In this article, we'll focus on addressing the question, "Is using a 12/2 wire for a 20-amp outbound connection right or possible?" Well, as you can see, the DIYer needs to know whether it is possible and if it is also right. To answer this question, we will have to consider a few factors.

These may include the amount of energy needed by the small house. The other factors to consider are the number of appliances that will be running at the same time and the distance you will need to run the cables from the main power supply.

Understand the Basic American Wire Gauge

To fully answer this question, we first have to understand the standard wire gauge ratings used in America. These gauge ratings determine the capacity of the wire and the suitability of that wire for specific locations.

The basic wire ratings used commonly for domestic wiring include 10/2, 12/2, and 14/3. The numbers indicate the size of the wire and, consequently, the power that it can convey at the same time.

The conductor used should be able to handle the indicated capacity. Further, the insulation should be able to offer sufficient protection based on the amp capacity of the cable.

For instance, a 10/2 wire is normally rated 30 amps. This means that connecting a #10 wire to a 30 amp circuit will work just fine. This wire can be used on all circuits with an amperage below 30 without the risk of overheating.

On the other hand, we have the 12/2 wire, which is generally rated at 20 amps. In other words, the wire can be used on 20-amp circuits comfortably. It will also work on lower-rated circuits.

As you can see from the example above, the capacity of the cable favors a lower cable rating. A #10 cable is more highly rated in amperage than a #12 cable, and so is a #12 cable compared to a #14 cable.

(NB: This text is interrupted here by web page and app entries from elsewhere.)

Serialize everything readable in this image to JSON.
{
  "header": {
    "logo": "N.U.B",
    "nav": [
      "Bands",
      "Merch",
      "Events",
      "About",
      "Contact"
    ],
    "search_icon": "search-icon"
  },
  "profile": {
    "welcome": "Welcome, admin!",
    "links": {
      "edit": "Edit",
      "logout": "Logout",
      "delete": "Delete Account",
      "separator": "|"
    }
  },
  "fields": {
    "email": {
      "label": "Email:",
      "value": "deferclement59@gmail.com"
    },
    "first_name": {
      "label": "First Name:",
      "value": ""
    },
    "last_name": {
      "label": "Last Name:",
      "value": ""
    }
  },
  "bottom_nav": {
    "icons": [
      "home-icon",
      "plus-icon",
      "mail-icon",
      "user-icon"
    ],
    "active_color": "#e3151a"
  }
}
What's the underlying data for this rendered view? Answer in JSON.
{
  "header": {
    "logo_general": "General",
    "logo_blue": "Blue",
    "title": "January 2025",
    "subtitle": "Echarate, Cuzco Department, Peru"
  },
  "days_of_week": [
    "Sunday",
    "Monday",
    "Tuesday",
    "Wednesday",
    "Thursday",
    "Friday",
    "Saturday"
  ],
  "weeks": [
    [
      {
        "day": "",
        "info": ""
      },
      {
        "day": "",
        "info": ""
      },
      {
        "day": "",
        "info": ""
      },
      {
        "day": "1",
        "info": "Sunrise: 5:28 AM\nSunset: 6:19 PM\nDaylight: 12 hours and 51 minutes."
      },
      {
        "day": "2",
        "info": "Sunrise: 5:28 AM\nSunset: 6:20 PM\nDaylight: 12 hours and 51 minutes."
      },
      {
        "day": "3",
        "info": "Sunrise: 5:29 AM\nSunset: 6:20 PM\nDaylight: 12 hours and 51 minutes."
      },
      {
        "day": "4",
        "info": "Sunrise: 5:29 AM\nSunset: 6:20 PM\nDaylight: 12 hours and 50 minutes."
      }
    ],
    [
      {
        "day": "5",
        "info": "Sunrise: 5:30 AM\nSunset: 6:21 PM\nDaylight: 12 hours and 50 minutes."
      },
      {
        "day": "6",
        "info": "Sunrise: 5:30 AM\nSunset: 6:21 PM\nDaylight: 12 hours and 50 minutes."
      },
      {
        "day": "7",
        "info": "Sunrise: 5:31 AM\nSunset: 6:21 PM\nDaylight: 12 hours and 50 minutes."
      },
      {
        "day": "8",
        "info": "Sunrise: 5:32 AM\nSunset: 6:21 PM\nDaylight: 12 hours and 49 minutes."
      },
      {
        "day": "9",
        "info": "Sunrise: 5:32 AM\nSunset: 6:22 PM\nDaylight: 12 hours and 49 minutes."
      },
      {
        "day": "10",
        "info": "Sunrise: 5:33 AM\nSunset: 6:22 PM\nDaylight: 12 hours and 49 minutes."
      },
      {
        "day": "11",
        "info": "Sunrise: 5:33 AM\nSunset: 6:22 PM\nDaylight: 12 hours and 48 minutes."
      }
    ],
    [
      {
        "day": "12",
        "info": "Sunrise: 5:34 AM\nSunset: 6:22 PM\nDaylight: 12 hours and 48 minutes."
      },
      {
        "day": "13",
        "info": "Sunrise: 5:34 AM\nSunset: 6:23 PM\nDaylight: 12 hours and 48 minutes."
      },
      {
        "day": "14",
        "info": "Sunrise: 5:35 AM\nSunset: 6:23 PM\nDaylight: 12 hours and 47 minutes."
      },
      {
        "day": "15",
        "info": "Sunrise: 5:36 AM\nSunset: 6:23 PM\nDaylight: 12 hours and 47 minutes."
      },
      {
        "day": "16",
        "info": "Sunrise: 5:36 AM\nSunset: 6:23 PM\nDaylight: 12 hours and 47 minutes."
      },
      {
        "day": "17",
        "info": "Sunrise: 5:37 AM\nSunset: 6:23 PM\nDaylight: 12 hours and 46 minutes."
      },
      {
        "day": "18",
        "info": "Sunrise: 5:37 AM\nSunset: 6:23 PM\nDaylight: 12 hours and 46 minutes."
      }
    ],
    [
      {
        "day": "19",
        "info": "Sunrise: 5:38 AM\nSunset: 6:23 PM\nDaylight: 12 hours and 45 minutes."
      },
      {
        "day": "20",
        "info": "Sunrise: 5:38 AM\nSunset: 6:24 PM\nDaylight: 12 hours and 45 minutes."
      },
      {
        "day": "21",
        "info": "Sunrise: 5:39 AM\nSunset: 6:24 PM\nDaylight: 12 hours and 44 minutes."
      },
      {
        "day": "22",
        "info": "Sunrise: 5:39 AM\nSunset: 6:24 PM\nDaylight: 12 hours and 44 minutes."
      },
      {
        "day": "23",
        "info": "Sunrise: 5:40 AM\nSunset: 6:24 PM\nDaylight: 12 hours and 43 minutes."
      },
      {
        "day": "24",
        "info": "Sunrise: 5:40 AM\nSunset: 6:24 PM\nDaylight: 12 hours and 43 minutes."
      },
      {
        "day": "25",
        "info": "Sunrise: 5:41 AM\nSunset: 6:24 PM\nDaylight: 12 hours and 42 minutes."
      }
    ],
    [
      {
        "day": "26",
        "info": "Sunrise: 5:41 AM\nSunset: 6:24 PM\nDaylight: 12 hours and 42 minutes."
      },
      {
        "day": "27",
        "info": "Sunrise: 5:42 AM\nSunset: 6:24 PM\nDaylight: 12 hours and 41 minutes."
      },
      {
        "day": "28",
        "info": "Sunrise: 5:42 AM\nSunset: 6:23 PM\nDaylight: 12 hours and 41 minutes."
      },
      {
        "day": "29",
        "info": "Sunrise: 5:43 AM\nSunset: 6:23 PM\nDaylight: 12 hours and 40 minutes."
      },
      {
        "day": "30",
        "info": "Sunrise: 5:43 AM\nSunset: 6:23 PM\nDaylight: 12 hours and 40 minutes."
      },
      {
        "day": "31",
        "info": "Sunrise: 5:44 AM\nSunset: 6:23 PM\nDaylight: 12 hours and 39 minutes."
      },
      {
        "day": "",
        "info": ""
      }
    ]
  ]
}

In the case of our question, the DIYer wants to run power from a 20 amps outlet. Well, the rating question then becomes should the #12 or #10 cable be used?"

hands working with electrical wire

Calculating the Right Amperage for Circuit Cables

One of the mistakes that most people make is to assume that, as long as an outlet is rated 20amps, the wire will also be carrying 20 amps. On the contrary, an outlet could be rated 20 amps, but only 5 or 10 amps will be used at every point in time.

As such, it is always important to start by factoring in the appliances to be used at the other end. In this regard, make sure you clearly define the maximum number of appliances that are likely to be running at the same time.

In the case where there are no heavy appliances to be used, the power to be used on the other end is way lower than the outlet amperage. In the case of our question, a 20 amps outlet should work perfectly with a 12/2 wire.

This is because the wire size fits perfectly with the ports provided at the outlet. Further, the amperage for the wire matches squarely with the outlet.

With that said, there are situations where you may want to use the #14 wire for the same. Although not recommended, the #14 wire could be used as long as the appliances to be used will not require the full amperage.

On average, #14 wires have an ampacity of 15amps. This makes the cable ideal for a setup where consumption at every single moment does not exceed 15 amps.

wire unified with connectors

Bottom Line

When trying to wire power outwards, you must first consider the power needs of your outer house. You also should pick a wire that answers your amperage needs, and everything will run fine.

You must also consider how deep your wire should be buried by looking at the type of insulation available on each cable type. In regards to the distance, there is no need to worry as long as the outer source is within the vicinity of the power source.